**ABOUT THIS EXERCISE:**
Each line of the data that includes the string "content" is to be copied out.

(Dataset records)
+ + + +
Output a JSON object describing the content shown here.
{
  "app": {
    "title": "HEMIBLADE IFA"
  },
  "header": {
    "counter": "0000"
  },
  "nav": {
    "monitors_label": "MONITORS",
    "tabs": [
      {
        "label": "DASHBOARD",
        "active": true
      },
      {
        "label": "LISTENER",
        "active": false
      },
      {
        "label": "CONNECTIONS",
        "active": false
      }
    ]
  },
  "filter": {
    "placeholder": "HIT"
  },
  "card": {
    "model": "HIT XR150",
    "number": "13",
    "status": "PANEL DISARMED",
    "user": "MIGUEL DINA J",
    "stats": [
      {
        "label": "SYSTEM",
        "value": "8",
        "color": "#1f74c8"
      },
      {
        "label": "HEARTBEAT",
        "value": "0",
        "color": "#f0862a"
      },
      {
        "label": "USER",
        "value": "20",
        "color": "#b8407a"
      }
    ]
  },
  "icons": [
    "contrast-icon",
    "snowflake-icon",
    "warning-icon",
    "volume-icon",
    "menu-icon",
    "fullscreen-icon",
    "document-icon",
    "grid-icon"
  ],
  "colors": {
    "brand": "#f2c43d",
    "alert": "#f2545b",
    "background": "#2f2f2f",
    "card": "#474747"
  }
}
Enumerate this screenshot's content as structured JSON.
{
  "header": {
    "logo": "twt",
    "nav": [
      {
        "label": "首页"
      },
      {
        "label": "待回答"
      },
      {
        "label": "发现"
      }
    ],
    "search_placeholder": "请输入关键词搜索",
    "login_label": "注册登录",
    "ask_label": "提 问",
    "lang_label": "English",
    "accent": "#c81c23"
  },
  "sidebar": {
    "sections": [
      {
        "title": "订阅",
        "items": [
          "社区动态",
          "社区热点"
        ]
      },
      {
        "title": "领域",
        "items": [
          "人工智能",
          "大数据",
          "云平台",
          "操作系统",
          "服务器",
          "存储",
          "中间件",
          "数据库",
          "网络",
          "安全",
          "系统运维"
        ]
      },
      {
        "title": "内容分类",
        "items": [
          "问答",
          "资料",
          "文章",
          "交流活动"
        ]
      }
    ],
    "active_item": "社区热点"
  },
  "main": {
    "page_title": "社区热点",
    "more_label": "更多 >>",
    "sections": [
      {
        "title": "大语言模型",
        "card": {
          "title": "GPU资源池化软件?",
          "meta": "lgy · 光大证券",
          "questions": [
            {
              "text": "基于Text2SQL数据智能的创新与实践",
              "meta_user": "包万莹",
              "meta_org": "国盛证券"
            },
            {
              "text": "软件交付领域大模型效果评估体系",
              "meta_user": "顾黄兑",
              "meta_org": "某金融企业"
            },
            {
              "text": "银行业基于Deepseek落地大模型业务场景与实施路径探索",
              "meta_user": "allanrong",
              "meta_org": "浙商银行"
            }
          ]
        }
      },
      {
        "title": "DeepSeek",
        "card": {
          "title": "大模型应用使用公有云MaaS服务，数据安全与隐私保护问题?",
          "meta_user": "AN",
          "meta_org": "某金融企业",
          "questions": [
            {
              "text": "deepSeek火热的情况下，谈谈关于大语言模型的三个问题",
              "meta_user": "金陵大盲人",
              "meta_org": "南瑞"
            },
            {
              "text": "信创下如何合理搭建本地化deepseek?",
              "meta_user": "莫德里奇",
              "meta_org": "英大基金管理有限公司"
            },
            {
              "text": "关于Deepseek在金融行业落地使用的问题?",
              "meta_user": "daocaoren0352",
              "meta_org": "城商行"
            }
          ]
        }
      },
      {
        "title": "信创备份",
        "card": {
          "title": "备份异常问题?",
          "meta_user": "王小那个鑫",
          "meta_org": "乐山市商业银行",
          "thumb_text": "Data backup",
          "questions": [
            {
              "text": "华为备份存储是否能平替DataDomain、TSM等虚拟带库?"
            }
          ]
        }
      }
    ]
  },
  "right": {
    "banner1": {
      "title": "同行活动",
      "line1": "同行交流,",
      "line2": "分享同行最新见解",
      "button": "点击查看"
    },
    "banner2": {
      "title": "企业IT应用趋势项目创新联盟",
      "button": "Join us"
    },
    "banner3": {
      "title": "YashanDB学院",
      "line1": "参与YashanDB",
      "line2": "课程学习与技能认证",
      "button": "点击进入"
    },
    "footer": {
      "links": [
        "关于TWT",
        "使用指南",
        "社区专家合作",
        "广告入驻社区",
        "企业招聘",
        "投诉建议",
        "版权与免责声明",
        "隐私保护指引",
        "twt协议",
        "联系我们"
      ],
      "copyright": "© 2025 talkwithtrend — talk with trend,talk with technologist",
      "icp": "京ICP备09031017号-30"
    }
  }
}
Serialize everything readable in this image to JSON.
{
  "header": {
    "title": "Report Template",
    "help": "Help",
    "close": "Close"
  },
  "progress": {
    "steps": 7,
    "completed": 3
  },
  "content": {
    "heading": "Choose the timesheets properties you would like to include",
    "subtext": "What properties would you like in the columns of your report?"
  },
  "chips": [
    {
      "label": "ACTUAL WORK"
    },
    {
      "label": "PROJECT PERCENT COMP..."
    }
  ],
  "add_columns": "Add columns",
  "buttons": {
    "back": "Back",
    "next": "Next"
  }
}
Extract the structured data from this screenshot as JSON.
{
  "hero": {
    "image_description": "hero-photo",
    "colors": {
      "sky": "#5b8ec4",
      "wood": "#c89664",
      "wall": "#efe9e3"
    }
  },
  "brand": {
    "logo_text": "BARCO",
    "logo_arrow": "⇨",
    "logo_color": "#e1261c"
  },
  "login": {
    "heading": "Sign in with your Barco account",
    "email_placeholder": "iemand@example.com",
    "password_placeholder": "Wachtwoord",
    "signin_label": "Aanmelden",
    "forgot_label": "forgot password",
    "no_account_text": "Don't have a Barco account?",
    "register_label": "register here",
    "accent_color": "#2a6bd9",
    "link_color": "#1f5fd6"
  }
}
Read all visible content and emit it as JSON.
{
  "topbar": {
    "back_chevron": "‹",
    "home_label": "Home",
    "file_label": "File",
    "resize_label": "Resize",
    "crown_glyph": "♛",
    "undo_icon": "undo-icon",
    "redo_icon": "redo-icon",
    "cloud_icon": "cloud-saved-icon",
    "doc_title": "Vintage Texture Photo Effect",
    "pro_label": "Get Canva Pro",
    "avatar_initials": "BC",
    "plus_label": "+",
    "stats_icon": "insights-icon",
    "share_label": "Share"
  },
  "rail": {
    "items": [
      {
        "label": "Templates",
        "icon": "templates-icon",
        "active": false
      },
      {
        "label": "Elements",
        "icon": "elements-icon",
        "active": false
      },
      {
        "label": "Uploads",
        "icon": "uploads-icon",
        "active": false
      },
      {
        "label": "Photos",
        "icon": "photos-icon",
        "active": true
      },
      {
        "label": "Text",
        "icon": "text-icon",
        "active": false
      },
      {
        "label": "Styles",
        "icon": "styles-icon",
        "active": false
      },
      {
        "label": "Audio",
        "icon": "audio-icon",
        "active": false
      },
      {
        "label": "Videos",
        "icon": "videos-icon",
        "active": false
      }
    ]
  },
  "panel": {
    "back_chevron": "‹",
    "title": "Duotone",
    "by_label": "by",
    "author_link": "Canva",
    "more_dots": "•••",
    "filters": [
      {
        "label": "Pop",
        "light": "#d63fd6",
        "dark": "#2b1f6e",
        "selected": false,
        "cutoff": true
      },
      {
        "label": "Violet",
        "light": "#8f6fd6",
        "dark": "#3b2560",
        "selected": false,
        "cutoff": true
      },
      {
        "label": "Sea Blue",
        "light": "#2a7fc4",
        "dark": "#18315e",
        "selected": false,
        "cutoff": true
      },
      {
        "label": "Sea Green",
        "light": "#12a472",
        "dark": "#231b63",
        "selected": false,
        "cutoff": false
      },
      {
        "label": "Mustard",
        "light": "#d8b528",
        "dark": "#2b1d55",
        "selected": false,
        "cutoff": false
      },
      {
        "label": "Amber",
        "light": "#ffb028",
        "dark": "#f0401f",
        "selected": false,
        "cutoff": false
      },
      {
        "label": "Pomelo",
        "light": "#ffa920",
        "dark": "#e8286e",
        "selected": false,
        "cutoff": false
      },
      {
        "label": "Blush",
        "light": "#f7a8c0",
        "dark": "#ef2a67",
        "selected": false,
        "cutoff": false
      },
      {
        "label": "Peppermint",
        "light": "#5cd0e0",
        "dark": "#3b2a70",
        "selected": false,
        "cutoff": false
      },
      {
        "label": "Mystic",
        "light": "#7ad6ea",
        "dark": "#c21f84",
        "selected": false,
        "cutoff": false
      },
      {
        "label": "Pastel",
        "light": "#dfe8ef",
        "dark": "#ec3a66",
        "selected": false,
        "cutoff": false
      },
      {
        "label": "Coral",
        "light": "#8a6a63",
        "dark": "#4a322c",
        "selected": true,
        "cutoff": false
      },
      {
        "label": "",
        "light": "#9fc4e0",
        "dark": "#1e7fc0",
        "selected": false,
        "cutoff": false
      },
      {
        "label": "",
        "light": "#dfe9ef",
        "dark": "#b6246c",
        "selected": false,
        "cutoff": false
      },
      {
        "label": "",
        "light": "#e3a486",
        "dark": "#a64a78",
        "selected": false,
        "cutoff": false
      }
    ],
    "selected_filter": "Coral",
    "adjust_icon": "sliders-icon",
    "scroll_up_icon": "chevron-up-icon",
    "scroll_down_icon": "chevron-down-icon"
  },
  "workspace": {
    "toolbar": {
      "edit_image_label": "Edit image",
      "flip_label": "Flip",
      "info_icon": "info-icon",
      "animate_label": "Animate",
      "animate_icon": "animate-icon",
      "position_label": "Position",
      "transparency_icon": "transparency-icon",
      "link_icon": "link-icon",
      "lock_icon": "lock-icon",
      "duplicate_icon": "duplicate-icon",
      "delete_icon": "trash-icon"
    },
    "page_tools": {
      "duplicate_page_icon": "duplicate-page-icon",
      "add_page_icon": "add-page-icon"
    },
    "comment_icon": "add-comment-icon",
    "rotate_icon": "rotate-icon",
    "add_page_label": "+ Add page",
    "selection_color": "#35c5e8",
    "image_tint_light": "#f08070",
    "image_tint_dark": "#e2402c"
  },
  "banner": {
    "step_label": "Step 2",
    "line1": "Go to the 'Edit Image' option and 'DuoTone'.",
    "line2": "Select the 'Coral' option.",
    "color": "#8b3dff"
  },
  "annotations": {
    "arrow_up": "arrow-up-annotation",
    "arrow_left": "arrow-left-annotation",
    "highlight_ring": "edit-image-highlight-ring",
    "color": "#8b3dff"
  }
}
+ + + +
**REPLY TO THE TASK:**
Output a JSON object describing the content shown here.
Enumerate this screenshot's content as structured JSON.
  "content": {
Read all visible content and emit it as JSON.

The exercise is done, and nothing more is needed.